The problem |
Could the entries below be reproduced exactly, with the images removed?

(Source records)
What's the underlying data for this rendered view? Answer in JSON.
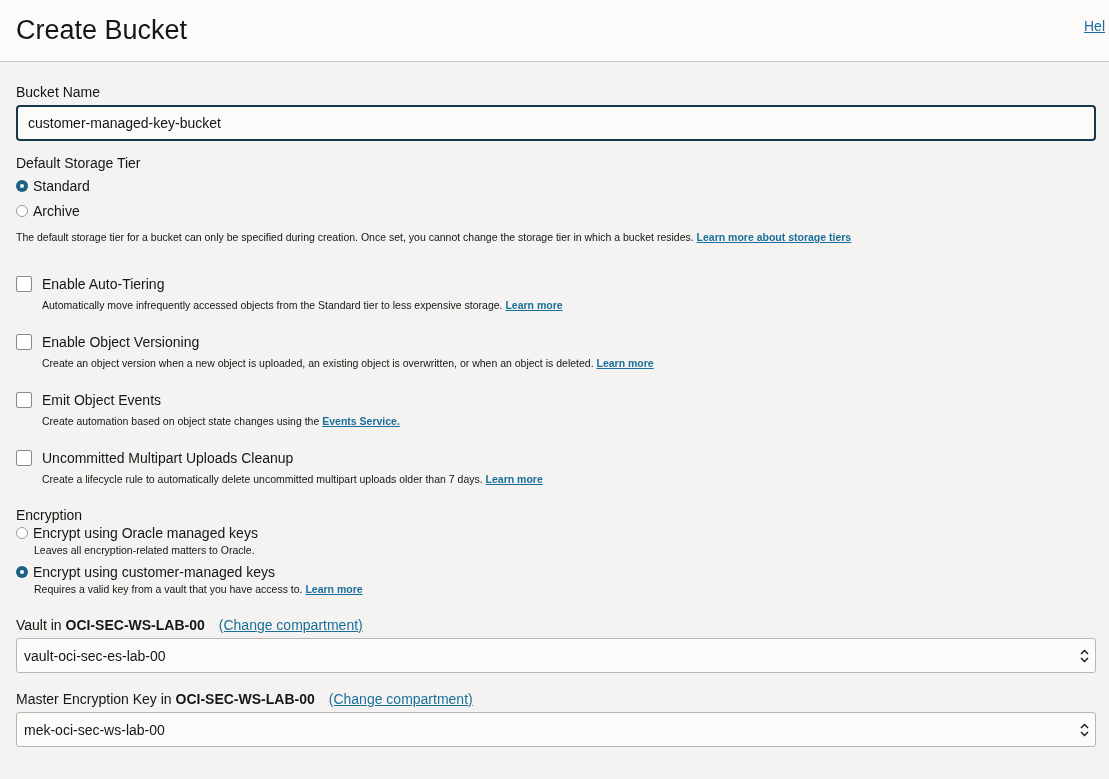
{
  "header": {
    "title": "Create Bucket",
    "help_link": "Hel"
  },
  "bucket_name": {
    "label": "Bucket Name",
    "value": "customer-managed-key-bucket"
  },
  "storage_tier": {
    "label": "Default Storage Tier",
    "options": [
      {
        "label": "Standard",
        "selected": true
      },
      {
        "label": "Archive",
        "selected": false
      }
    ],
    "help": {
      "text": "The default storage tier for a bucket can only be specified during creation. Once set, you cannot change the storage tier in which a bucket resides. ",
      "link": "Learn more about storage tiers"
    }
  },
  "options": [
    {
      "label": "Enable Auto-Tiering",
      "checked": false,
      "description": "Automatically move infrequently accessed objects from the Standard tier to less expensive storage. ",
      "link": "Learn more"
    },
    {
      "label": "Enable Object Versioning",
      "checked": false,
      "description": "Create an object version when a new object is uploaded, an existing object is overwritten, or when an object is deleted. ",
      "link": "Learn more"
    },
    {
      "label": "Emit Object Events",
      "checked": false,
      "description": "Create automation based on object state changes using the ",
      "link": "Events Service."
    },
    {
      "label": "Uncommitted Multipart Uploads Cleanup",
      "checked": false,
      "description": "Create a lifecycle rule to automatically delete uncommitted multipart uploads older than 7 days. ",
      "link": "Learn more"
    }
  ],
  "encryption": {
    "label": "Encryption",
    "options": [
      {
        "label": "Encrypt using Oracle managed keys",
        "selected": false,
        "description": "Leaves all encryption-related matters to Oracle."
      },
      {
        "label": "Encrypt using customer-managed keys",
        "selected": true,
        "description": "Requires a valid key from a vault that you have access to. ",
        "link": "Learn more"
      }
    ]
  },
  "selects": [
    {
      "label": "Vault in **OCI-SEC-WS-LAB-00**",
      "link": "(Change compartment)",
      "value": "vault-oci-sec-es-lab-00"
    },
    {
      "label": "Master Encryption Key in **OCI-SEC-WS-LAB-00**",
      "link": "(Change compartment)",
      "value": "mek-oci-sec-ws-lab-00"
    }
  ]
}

Exercise answer |
What's the underlying data for this rendered view? Answer in JSON.
{
  "header": {
    "title": "Create Bucket",
    "help_link": "Hel"
  },
  "bucket_name": {
    "label": "Bucket Name",
    "value": "customer-managed-key-bucket"
  },
  "storage_tier": {
    "label": "Default Storage Tier",
    "options": [
      {
        "label": "Standard",
        "selected": true
      },
      {
        "label": "Archive",
        "selected": false
      }
    ],
    "help": {
      "text": "The default storage tier for a bucket can only be specified during creation. Once set, you cannot change the storage tier in which a bucket resides. ",
      "link": "Learn more about storage tiers"
    }
  },
  "options": [
    {
      "label": "Enable Auto-Tiering",
      "checked": false,
      "description": "Automatically move infrequently accessed objects from the Standard tier to less expensive storage. ",
      "link": "Learn more"
    },
    {
      "label": "Enable Object Versioning",
      "checked": false,
      "description": "Create an object version when a new object is uploaded, an existing object is overwritten, or when an object is deleted. ",
      "link": "Learn more"
    },
    {
      "label": "Emit Object Events",
      "checked": false,
      "description": "Create automation based on object state changes using the ",
      "link": "Events Service."
    },
    {
      "label": "Uncommitted Multipart Uploads Cleanup",
      "checked": false,
      "description": "Create a lifecycle rule to automatically delete uncommitted multipart uploads older than 7 days. ",
      "link": "Learn more"
    }
  ],
  "encryption": {
    "label": "Encryption",
    "options": [
      {
        "label": "Encrypt using Oracle managed keys",
        "selected": false,
        "description": "Leaves all encryption-related matters to Oracle."
      },
      {
        "label": "Encrypt using customer-managed keys",
        "selected": true,
        "description": "Requires a valid key from a vault that you have access to. ",
        "link": "Learn more"
      }
    ]
  },
  "selects": [
    {
      "label": "Vault in **OCI-SEC-WS-LAB-00**",
      "link": "(Change compartment)",
      "value": "vault-oci-sec-es-lab-00"
    },
    {
      "label": "Master Encryption Key in **OCI-SEC-WS-LAB-00**",
      "link": "(Change compartment)",
      "value": "mek-oci-sec-ws-lab-00"
    }
  ]
}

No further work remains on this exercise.